BY DAN FUMANO
After more than 40 months of paid suspension, a B.C. Mountie was exonerated Tuesday in a swift two-minute phone call.
It’s the latest twist in a case that stemmed from a fall 2012 incident in which two cars were reported stolen from the Osoyoos home of Const. Amit Goyal. Since then, Goyal has faced a criminal investigation, a separate civil lawsuit, and has seen his RCMP conduct hearing rescheduled at least six times since disciplinary action began in November 2013.
The saga’s latest chapter ended Tuesday, when the RCMP withdrew all charges and exonerated Goyal, clearing the way for him to return to active duty. The hearing was held via video- and tele-conference, with three RCMP adjudication board officers dialling in from Regina, Edmonton, and Ottawa.
The last time the adjudication board convened in person, in a Richmond hotel in September, the matter was adjourned after Goyal’s lawyer John Benkendorf told the hearing that after reviewing new evidence, he felt “this hearing would be an embarrassment for the RCMP were it to proceed.”
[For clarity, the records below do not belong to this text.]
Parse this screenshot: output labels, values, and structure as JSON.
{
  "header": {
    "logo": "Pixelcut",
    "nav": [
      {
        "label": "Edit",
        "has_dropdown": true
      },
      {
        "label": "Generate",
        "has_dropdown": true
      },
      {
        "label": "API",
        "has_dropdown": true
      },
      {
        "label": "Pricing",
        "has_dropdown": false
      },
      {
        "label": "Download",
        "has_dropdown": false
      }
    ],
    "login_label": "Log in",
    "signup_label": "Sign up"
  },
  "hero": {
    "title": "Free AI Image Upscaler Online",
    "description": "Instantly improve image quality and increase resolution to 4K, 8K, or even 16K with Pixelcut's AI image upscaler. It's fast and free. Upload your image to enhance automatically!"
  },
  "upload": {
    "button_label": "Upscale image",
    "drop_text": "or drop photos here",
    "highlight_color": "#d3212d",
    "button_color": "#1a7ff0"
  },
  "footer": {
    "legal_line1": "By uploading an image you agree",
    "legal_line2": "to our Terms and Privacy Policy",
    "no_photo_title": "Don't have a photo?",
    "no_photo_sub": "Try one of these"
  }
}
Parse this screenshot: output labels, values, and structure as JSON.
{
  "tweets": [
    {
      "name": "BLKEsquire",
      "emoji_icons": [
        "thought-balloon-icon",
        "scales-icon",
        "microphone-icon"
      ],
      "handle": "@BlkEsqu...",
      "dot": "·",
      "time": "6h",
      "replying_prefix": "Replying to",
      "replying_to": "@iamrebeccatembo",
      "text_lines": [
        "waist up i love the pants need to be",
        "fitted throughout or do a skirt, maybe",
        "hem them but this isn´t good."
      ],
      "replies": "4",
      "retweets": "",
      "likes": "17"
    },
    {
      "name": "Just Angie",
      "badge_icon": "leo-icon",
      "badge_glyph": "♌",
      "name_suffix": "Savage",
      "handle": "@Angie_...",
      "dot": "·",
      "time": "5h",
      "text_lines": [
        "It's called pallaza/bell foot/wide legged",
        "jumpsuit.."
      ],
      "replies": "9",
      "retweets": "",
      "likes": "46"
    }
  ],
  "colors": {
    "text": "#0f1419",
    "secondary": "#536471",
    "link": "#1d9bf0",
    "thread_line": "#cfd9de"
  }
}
Goyal was facing “extremely serious allegations,” Benkendorf said after Tuesday’s hearing. He had been accused of committing insurance fraud by allegedly abandoning his Audi S5 and an on-loan Ford Ranger on Anarchist Mountain on the outskirts of Osoyoos, torching them and then reporting them stolen.
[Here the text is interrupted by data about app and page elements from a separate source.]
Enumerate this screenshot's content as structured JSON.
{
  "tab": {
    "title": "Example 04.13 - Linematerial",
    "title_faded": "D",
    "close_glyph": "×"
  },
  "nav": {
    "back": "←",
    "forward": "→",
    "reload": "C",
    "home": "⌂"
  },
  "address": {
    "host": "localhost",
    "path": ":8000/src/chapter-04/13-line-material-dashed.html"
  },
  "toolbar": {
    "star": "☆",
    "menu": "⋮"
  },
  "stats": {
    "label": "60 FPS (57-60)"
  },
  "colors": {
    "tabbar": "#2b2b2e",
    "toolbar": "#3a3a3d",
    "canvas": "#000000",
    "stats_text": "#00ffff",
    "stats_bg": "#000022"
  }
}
In the two-minute hearing, the lawyer representing the RCMP, John Reid, said new evidence submitted by Benkendorf in September was “persuasive enough” to convince Deputy Commissioner Craig Callens “it is not in the public interest to proceed, as there is no reasonable likelihood of substantiation.”
“The member (Goyal) has been exonerated by this evidence,” Reid said.
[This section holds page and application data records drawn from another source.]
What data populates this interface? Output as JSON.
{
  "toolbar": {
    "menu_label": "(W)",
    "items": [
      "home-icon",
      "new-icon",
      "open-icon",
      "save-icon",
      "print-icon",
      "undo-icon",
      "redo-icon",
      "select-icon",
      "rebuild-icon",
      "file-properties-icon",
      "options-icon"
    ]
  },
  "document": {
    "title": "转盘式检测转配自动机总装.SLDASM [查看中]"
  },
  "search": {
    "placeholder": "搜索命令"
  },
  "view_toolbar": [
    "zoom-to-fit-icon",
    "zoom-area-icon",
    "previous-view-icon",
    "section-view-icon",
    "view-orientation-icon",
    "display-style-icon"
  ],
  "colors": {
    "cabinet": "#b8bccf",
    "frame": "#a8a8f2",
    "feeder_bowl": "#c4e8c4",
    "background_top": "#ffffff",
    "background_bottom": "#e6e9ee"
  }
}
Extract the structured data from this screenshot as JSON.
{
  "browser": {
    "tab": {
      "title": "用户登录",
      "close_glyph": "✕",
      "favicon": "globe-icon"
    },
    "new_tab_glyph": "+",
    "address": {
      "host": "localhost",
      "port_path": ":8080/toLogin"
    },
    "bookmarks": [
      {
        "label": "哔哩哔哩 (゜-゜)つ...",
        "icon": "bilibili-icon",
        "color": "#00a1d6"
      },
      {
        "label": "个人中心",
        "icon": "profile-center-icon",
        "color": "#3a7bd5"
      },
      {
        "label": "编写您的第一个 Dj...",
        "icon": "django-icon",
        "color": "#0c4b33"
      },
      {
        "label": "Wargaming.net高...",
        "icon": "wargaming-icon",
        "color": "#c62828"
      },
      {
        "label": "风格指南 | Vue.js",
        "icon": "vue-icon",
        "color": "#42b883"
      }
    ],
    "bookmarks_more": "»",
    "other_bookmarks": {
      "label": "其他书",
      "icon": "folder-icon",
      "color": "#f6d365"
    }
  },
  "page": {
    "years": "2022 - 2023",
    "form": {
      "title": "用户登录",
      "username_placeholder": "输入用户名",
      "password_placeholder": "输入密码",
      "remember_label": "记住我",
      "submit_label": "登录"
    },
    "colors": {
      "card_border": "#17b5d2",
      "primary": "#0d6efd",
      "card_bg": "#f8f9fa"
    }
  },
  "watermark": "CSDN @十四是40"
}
The chair of the adjudication board, Insp. Bernard Tremblay said from Ottawa: “Alright, well, since the allegations are withdrawn, there is nothing left for this board to adjudicate. So, Const. Goyal, unless you’re suspended for any other reason, I expect you’ll be returning to active duty shortly, and wish you good luck going forward. This concludes the proceedings.”
In a statement after Tuesday’s hearing, Callens said: “This protracted process and lack of timely resolution is why the RCMP welcomed the legislative changes to the RCMP Act in 2014. The new conduct process allows misconduct to be addressed in a more responsive, timely and effective manner.”
B.C. RCMP Sgt. Annie Linteau said in an email that Goyal “will have to complete all mandatory requirements before returning to full duty,” but as for a timeline, “that is a difficult question to answer.”
Goyal was not able to comment on the case, Benkendorf said, but he was “relieved it’s over,” glad to be cleared, and eager to return to duty.
“It’s fair to say, in the 16 years I’ve been a lawyer, I’ve never seen a case like this,” Benkendorf said. “I’ve never had something like that, where it was such a difference between what it appeared to be, and what it actually was.”
An early suspect in the car thefts was a local man with a criminal record, court filings show. But the investigation soon turned to Goyal, and RCMP officers from an outside detachment told The Province in 2014 they recommended criminal charges of arson and fraud against Goyal, though the charges were never approved by the Criminal Justice Branch. Goyal was also named in a civil lawsuit filed last June by a former Osoyoos resident, although there has been no activity on the file in the past year, and it was unclear if the action would proceed.